proposed methods to predict the true cancer boundary, using the MALDI MS data, from the most confident cancer region
given by pathologists on an adjacent slice.
Prostate cancer is the most common type of cancer and the second leading cause of cancer death among men in US1.
Quantitative assessment of prostate histology provides potential automatic classification of prostate lesions and
prediction of response to therapy. Traditionally, prostate cancer diagnosis is made by the analysis of prostate-specific
antigen (PSA) levels and histopathological images of biopsy samples under microscopes. In this application, we utilize a
texture analysis method based on the run-length matrix for identifying tissue abnormalities in prostate histology. A tissue
sample was collected from a radical prostatectomy, H&E fixed, and assessed by a pathologist as normal tissue or
prostatic carcinoma (PCa). The sample was then subsequently digitized at 50X magnification. We divided the digitized
image into sub-regions of 20 X 20 pixels and classified each sub-region as normal or PCa by a texture analysis method.
In the texture analysis, we computed texture features for each of the sub-regions based on the Gray-level Run-length
Matrix(GL-RLM). Those features include LGRE, HGRE and RPC from the run-length matrix, mean and standard
deviation of the pixel intensity. We utilized a feature selection algorithm to select a set of effective features and used a
multi-layer perceptron (MLP) classifier to distinguish normal from PCa. In total, the whole histological image was
divided into 42 PCa and 6280 normal regions. Three-fold cross validation results show that the proposed method
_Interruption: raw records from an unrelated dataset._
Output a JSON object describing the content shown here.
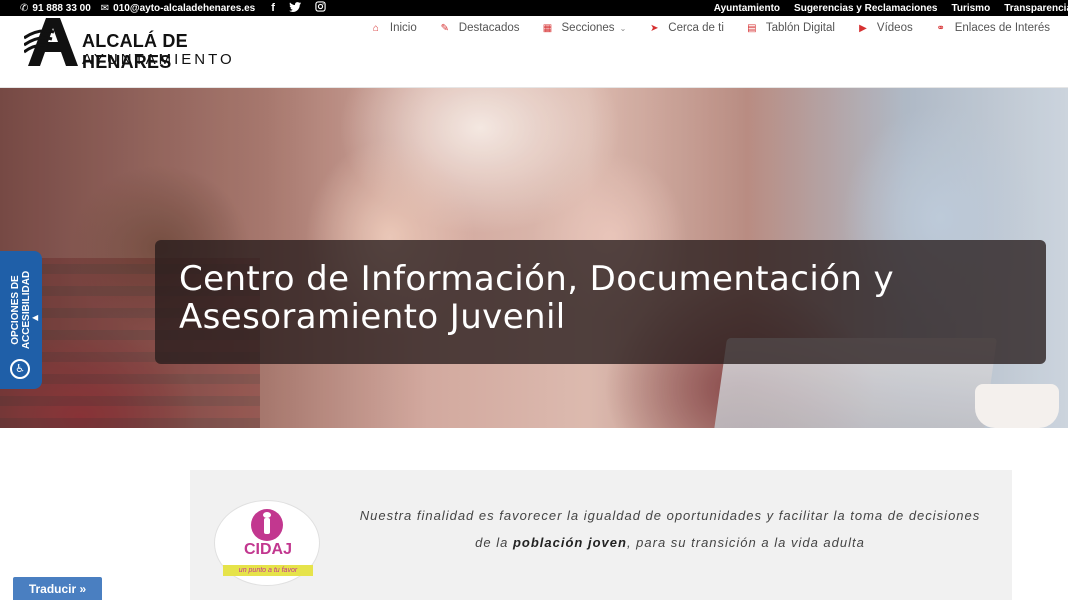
{
  "topbar": {
    "phone": "91 888 33 00",
    "email": "010@ayto-alcaladehenares.es",
    "social": [
      {
        "icon": "facebook-icon",
        "glyph": "f"
      },
      {
        "icon": "twitter-icon",
        "glyph": "🐦"
      },
      {
        "icon": "instagram-icon",
        "glyph": "◎"
      }
    ],
    "links": [
      "Ayuntamiento",
      "Sugerencias y Reclamaciones",
      "Turismo",
      "Transparencia"
    ]
  },
  "logo": {
    "line1": "ALCALÁ DE HENARES",
    "line2": "AYUNTAMIENTO"
  },
  "nav": [
    {
      "label": "Inicio",
      "icon": "home-icon",
      "glyph": "⌂"
    },
    {
      "label": "Destacados",
      "icon": "pin-icon",
      "glyph": "✎"
    },
    {
      "label": "Secciones",
      "icon": "grid-icon",
      "glyph": "▦",
      "dropdown": true
    },
    {
      "label": "Cerca de ti",
      "icon": "location-icon",
      "glyph": "➤"
    },
    {
      "label": "Tablón Digital",
      "icon": "board-icon",
      "glyph": "▤"
    },
    {
      "label": "Vídeos",
      "icon": "video-icon",
      "glyph": "▶"
    },
    {
      "label": "Enlaces de Interés",
      "icon": "link-icon",
      "glyph": "⚭"
    }
  ],
  "hero": {
    "title": "Centro de Información, Documentación y Asesoramiento Juvenil"
  },
  "accessibility": {
    "label": "OPCIONES DE ACCESIBILIDAD"
  },
  "panel": {
    "logo_word": "CIDAJ",
    "logo_tagline": "un punto a tu favor",
    "mission_before": "Nuestra finalidad es favorecer la igualdad de oportunidades y facilitar la toma de decisiones de la ",
    "mission_bold": "población joven",
    "mission_after": ", para su transición a la vida adulta"
  },
  "translate": {
    "label": "Traducir »"
  },
  "colors": {
    "accent": "#d63031",
    "a11y_blue": "#1f5fa8",
    "cidaj_pink": "#c2378f",
    "translate_blue": "#4a7fc1"
  }
}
achieves an average classification accuracy of 89.5% with a sensitivity and specificity of 90.48% and 89.49%,